Recall the nitrogen cycle: the fallen leaves descend within the “drip-line” circle (the area of the outer limbs of the tree) to benefit the microorganisms, worms, nematodes, etc. that strengthen the tree’s immune system. Rain saturates the decomposing leaves to produce “leaf tea” for the longevity of the trees, like what coffee does for humans. Mulching blade companies, such as Husqvarna, point out that the nitrogen of the mowed grass and the carbon of the decomposing leaves is akin to being a beneficial super-food for the soil that supports the tree roots.
Most people have lawn mowers that can mulch leaves. Placing this mulch around the bases of trees would complete the nitrogen/carbon cycles. Instead, the city picks up mounds of leaves from the streets and curbs and spends $500,000 to do so, which could instead be used to fund new native trees for beautification or carbon sequestration.

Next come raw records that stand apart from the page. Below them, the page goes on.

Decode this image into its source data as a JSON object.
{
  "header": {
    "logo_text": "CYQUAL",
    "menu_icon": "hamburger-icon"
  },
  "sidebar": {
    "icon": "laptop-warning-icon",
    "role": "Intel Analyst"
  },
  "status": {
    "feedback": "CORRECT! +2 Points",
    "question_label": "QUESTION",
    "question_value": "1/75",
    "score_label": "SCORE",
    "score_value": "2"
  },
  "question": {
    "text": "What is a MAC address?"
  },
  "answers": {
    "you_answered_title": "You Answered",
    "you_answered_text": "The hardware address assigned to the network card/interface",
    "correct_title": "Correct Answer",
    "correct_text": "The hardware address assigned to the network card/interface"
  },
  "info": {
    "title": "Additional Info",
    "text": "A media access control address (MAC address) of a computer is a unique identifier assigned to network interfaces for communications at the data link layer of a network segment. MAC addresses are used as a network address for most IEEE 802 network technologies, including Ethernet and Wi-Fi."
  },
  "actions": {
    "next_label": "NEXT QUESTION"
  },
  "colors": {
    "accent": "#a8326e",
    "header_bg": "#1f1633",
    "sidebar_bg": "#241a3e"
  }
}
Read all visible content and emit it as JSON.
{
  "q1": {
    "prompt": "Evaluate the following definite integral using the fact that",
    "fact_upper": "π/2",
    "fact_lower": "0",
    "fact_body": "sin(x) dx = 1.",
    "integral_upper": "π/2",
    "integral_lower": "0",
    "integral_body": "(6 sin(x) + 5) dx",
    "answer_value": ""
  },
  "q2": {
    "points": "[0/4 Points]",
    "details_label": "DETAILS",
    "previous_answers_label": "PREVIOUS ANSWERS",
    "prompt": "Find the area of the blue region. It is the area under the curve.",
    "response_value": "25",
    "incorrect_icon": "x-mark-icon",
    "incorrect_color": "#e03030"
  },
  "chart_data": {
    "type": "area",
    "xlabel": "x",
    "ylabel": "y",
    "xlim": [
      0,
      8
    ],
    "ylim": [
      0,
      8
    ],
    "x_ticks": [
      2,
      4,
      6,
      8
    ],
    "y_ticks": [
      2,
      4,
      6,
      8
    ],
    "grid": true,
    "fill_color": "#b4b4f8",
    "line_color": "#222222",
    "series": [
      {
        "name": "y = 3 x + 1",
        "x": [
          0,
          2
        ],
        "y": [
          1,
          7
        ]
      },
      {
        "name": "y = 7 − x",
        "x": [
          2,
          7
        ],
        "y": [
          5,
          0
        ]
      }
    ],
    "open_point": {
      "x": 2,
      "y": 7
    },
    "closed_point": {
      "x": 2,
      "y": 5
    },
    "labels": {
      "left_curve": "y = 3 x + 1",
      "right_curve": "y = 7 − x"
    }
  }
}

If people realized the truth of nature and God’s perfect, biological, ecological laws of existence, we would be gladly and eagerly mulching all leaves. We should help our city governments save money and sustain trees for future generations.
William D. Gustavson, Bloomington